:: STUDY MATERIAL ::

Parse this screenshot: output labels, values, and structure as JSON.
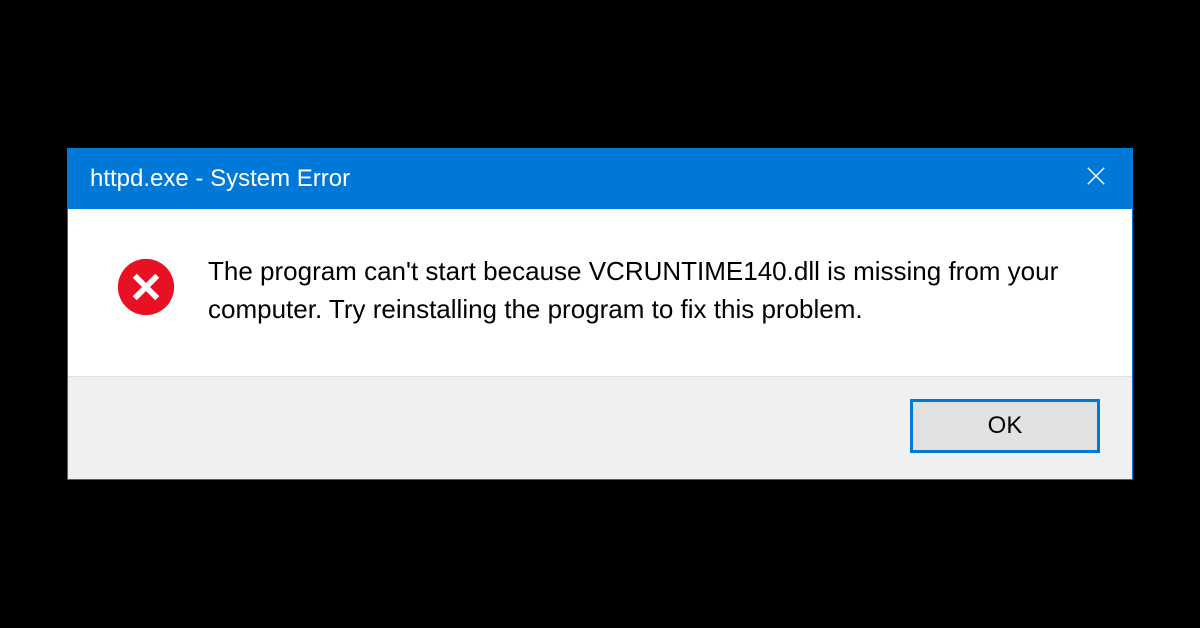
{
  "dialog": {
    "title": "httpd.exe - System Error",
    "message": "The program can't start because VCRUNTIME140.dll is missing from your computer. Try reinstalling the program to fix this problem.",
    "ok_label": "OK"
  },
  "colors": {
    "accent": "#0078d7",
    "error_icon": "#e81123"
  }
}
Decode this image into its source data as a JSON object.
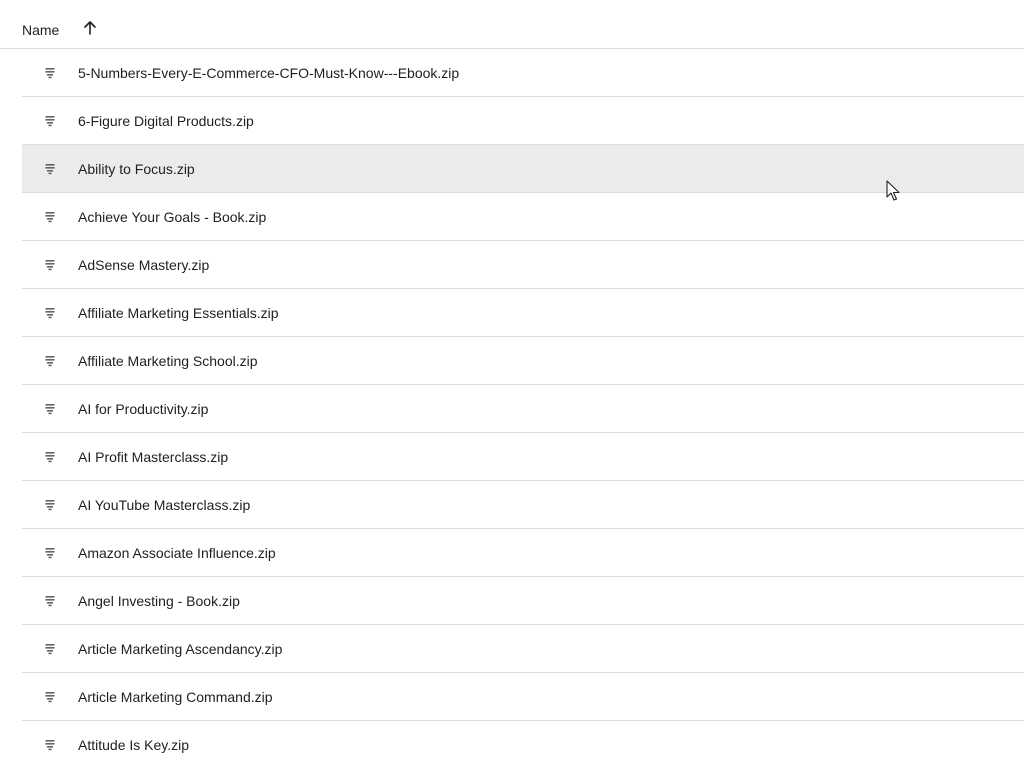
{
  "header": {
    "name_label": "Name",
    "sort_icon": "arrow-up-icon"
  },
  "files": [
    {
      "name": "5-Numbers-Every-E-Commerce-CFO-Must-Know---Ebook.zip",
      "icon": "zip-file-icon"
    },
    {
      "name": "6-Figure Digital Products.zip",
      "icon": "zip-file-icon"
    },
    {
      "name": "Ability to Focus.zip",
      "icon": "zip-file-icon",
      "hovered": true
    },
    {
      "name": "Achieve Your Goals - Book.zip",
      "icon": "zip-file-icon"
    },
    {
      "name": "AdSense Mastery.zip",
      "icon": "zip-file-icon"
    },
    {
      "name": "Affiliate Marketing Essentials.zip",
      "icon": "zip-file-icon"
    },
    {
      "name": "Affiliate Marketing School.zip",
      "icon": "zip-file-icon"
    },
    {
      "name": "AI for Productivity.zip",
      "icon": "zip-file-icon"
    },
    {
      "name": "AI Profit Masterclass.zip",
      "icon": "zip-file-icon"
    },
    {
      "name": "AI YouTube Masterclass.zip",
      "icon": "zip-file-icon"
    },
    {
      "name": "Amazon Associate Influence.zip",
      "icon": "zip-file-icon"
    },
    {
      "name": "Angel Investing - Book.zip",
      "icon": "zip-file-icon"
    },
    {
      "name": "Article Marketing Ascendancy.zip",
      "icon": "zip-file-icon"
    },
    {
      "name": "Article Marketing Command.zip",
      "icon": "zip-file-icon"
    },
    {
      "name": "Attitude Is Key.zip",
      "icon": "zip-file-icon"
    }
  ],
  "colors": {
    "row_hover": "#ebebeb",
    "divider": "#dadce0",
    "text": "#1f1f1f",
    "icon": "#5f6368"
  }
}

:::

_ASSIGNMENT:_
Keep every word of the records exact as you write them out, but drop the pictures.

_TASK RESPONSE:_
Parse this screenshot: output labels, values, and structure as JSON.
{
  "dialog": {
    "title": "httpd.exe - System Error",
    "message": "The program can't start because VCRUNTIME140.dll is missing from your computer. Try reinstalling the program to fix this problem.",
    "ok_label": "OK"
  },
  "colors": {
    "accent": "#0078d7",
    "error_icon": "#e81123"
  }
}
Decode this image into its source data as a JSON object.
{
  "header": {
    "name_label": "Name",
    "sort_icon": "arrow-up-icon"
  },
  "files": [
    {
      "name": "5-Numbers-Every-E-Commerce-CFO-Must-Know---Ebook.zip",
      "icon": "zip-file-icon"
    },
    {
      "name": "6-Figure Digital Products.zip",
      "icon": "zip-file-icon"
    },
    {
      "name": "Ability to Focus.zip",
      "icon": "zip-file-icon",
      "hovered": true
    },
    {
      "name": "Achieve Your Goals - Book.zip",
      "icon": "zip-file-icon"
    },
    {
      "name": "AdSense Mastery.zip",
      "icon": "zip-file-icon"
    },
    {
      "name": "Affiliate Marketing Essentials.zip",
      "icon": "zip-file-icon"
    },
    {
      "name": "Affiliate Marketing School.zip",
      "icon": "zip-file-icon"
    },
    {
      "name": "AI for Productivity.zip",
      "icon": "zip-file-icon"
    },
    {
      "name": "AI Profit Masterclass.zip",
      "icon": "zip-file-icon"
    },
    {
      "name": "AI YouTube Masterclass.zip",
      "icon": "zip-file-icon"
    },
    {
      "name": "Amazon Associate Influence.zip",
      "icon": "zip-file-icon"
    },
    {
      "name": "Angel Investing - Book.zip",
      "icon": "zip-file-icon"
    },
    {
      "name": "Article Marketing Ascendancy.zip",
      "icon": "zip-file-icon"
    },
    {
      "name": "Article Marketing Command.zip",
      "icon": "zip-file-icon"
    },
    {
      "name": "Attitude Is Key.zip",
      "icon": "zip-file-icon"
    }
  ],
  "colors": {
    "row_hover": "#ebebeb",
    "divider": "#dadce0",
    "text": "#1f1f1f",
    "icon": "#5f6368"
  }
}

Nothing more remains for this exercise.